Banks are crashing and the government is scrambling to find a solution. Over the weekend, Silicon Valley Bank and Signature Bank both collapsed, sparking cries for more government regulation of banks.
While the debacle is still playing out – with the possibility of more bank failures to come – it’s a perfect time to remember the digital currency system the government is on the brink of incorporating into the U.S. money and payment landscape.
SEE ALSO: What do we learn from the SVB collapse?
The central bank digital currency (CBDC) is a way to transform the entire U.S. payment system online, departing from paper money. The Federal Reserve has been considering the move for years, saying that it “could potentially serve as a new foundation for the payment system and a bridge between different payment services.”
Currently researching and experimenting with digital currencies, the Federal Reserve claims it would expand payment options, not replace paper money. But as skeptics note, everything would become trackable and controllable by the government.
As mentioned in a Wall Street Journal op-ed last month, “A CBDC Dollar Would Empower the Fed, Not Americans.” The article goes on to say that “anyone who believes in limited government should not support a central bank digital dollar.”
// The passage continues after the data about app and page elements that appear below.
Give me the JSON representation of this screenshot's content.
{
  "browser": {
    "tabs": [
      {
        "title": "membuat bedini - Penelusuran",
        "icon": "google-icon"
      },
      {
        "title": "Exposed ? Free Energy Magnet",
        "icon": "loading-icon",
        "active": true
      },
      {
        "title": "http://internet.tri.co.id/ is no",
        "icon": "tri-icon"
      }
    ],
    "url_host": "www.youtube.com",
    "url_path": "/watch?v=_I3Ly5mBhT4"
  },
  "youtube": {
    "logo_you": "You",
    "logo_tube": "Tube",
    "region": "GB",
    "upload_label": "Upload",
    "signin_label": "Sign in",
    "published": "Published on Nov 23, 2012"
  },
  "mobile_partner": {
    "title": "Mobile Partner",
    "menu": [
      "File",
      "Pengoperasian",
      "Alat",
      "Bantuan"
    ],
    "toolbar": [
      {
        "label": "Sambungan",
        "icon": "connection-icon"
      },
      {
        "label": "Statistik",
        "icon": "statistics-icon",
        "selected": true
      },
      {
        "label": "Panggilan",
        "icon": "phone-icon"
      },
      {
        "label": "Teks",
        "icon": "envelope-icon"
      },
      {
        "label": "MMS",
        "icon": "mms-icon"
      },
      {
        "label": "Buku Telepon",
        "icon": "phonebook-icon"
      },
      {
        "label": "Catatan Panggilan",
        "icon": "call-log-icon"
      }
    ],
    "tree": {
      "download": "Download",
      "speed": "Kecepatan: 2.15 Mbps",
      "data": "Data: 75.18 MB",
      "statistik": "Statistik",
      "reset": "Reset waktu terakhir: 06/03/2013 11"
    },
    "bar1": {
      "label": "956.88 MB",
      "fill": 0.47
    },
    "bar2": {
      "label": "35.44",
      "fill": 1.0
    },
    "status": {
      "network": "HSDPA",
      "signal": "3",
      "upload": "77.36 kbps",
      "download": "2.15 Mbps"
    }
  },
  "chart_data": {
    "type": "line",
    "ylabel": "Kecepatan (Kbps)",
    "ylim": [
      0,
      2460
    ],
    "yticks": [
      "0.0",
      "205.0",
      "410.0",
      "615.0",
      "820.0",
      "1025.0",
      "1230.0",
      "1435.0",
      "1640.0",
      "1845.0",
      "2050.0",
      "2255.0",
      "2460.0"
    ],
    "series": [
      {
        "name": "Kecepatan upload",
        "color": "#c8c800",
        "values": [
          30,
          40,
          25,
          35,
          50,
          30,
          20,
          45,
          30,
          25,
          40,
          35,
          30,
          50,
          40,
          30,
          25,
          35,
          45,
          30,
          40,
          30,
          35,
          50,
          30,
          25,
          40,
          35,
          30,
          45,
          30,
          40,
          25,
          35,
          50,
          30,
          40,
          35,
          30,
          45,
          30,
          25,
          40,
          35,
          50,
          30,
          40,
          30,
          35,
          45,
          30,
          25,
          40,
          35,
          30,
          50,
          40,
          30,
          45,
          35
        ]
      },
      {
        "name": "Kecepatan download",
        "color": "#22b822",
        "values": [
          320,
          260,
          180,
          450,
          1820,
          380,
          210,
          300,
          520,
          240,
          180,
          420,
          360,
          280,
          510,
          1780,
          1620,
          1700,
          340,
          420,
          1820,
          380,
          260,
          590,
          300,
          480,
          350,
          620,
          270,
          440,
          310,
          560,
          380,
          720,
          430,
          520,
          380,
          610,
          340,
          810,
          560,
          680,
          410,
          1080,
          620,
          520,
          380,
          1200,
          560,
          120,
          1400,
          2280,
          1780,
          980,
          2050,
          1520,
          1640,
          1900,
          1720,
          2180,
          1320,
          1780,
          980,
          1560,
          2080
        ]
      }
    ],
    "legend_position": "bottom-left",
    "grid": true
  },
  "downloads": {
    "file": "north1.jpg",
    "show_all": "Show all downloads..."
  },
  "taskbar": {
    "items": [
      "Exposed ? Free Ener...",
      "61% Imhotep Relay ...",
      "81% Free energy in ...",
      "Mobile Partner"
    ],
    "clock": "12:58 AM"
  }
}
The author asserts that it will “compromise Americans’ freedom,” which brings up the question, why would we ever willingly compromise our liberties to a government outrageous in every financial decision?
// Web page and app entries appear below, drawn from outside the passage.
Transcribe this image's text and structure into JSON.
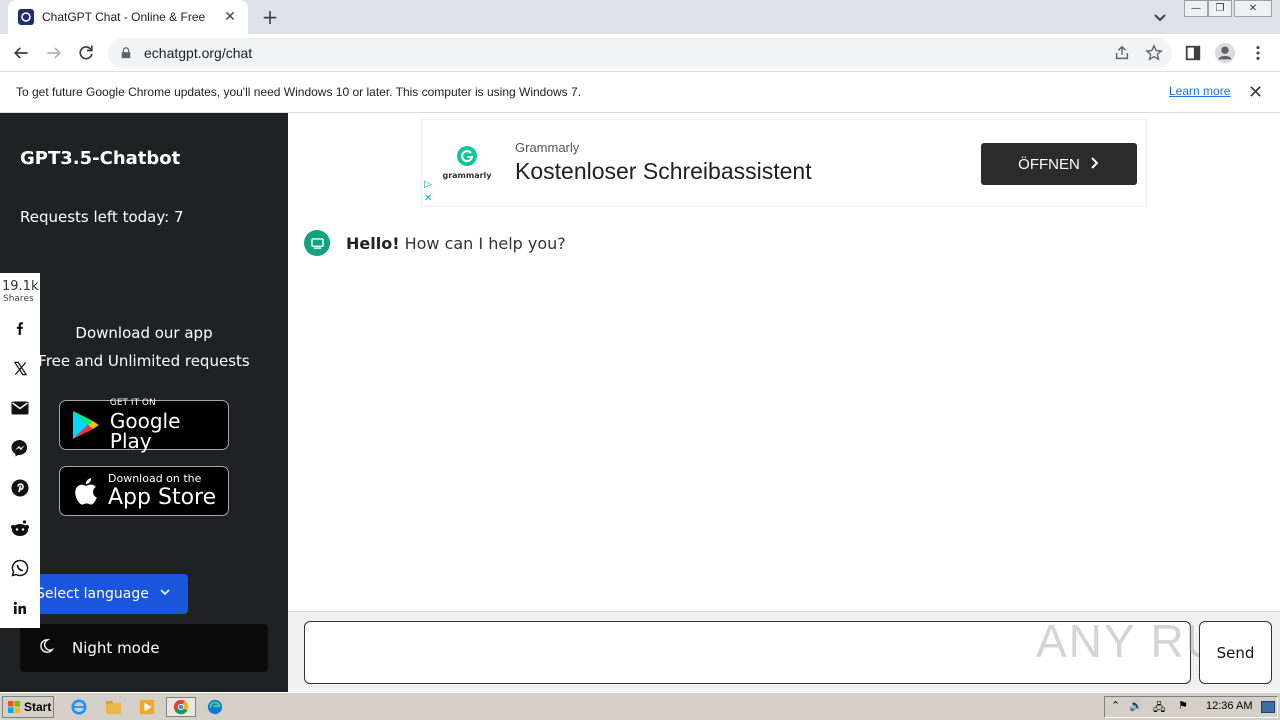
{
  "browser": {
    "tab_title": "ChatGPT Chat - Online & Free",
    "new_tab": "+",
    "url": "echatgpt.org/chat",
    "info_text": "To get future Google Chrome updates, you'll need Windows 10 or later. This computer is using Windows 7.",
    "learn_more": "Learn more"
  },
  "sidebar": {
    "brand": "GPT3.5-Chatbot",
    "requests": "Requests left today: 7",
    "download_title": "Download our app",
    "download_sub": "Free and Unlimited requests",
    "google_play": {
      "small": "GET IT ON",
      "big": "Google Play"
    },
    "app_store": {
      "small": "Download on the",
      "big": "App Store"
    },
    "language_button": "Select language",
    "night_mode": "Night mode"
  },
  "share": {
    "count": "19.1k",
    "label": "Shares",
    "icons": [
      "facebook-icon",
      "x-icon",
      "email-icon",
      "messenger-icon",
      "pinterest-icon",
      "reddit-icon",
      "whatsapp-icon",
      "linkedin-icon"
    ]
  },
  "ad": {
    "logo_text": "grammarly",
    "brand": "Grammarly",
    "headline": "Kostenloser Schreibassistent",
    "cta": "ÖFFNEN"
  },
  "chat": {
    "greeting_bold": "Hello!",
    "greeting_rest": " How can I help you?",
    "send_label": "Send",
    "watermark": "ANY RUN"
  },
  "taskbar": {
    "start_label": "Start",
    "clock": "12:36 AM"
  },
  "colors": {
    "sidebar_bg": "#202123",
    "language_button": "#1a56db",
    "bot_avatar": "#10a37f",
    "link": "#1a73e8"
  }
}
With a little digging, the warning signs are everywhere: freedom doesn’t align with digital currency. Looking at China’s digital currency revolution, as an example, this idea rings true.
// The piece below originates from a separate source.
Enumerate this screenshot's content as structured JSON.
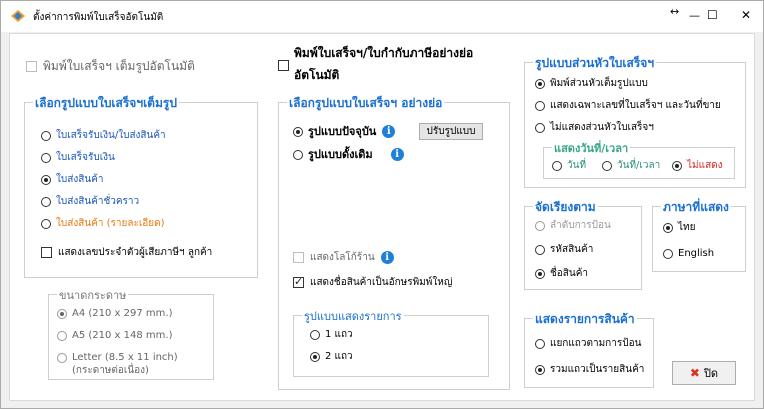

China has experimented with expiration dates on personal finances. How daunting to think the government could one day tell us that our money will be regulated by D.C. bureaucrats, how much we must save, and when our funds are no longer valid.
Maybe you can only access your money at certain times of the day, or maybe you are required to spend certain percentages of your total assets to ‘fairly’ contribute to the economy.
In China, 50 percent of point-of-sale payments are made with a mobile wallet or app, while cash accounts for just 13 percent of POS payments, the Federal Reserve notes. It adds that if these payment trends emerge in the U.S., consumers may open up to digitalized central bank money.
Covid-19 led to many businesses rejecting cash altogether for ‘health.’ Apple Wallets, one-tap credit cards, and other easy forms of payment have pushed us closer to the CBDC.
We’re not there yet, and maybe it’s time we start using cash more frequently to counter this agenda.
Republican House Majority Whip Tom Emmer warned last week that CBDC technology could expand “financial control” over Americans. He recently introduced the CBDC Anti-Surveillance State Act “to halt efforts of unelected bureaucrats in Washington, DC from stripping Americans of their right to financial privacy.”
In 2021, the Biden administration rolled out a cybersecurity executive order that encourages the private sector to adapt to cyber changes in partnership with the federal government. The order adds that trust in digital infrastructure systems should be balanced with how trustworthy that infrastructure really stands.
What about trust in government? According to several recent polls, Americans hold little trust in the government.
At the end of the day, it’s about independence from the government. It’s about personal freedom, which is the entire purpose of the Convention of States movement.
We are working to call a Convention of States to tell the government to “back off” and let us live a life free from excessive government oversight. Please sign the petition below to let us know you support a COS.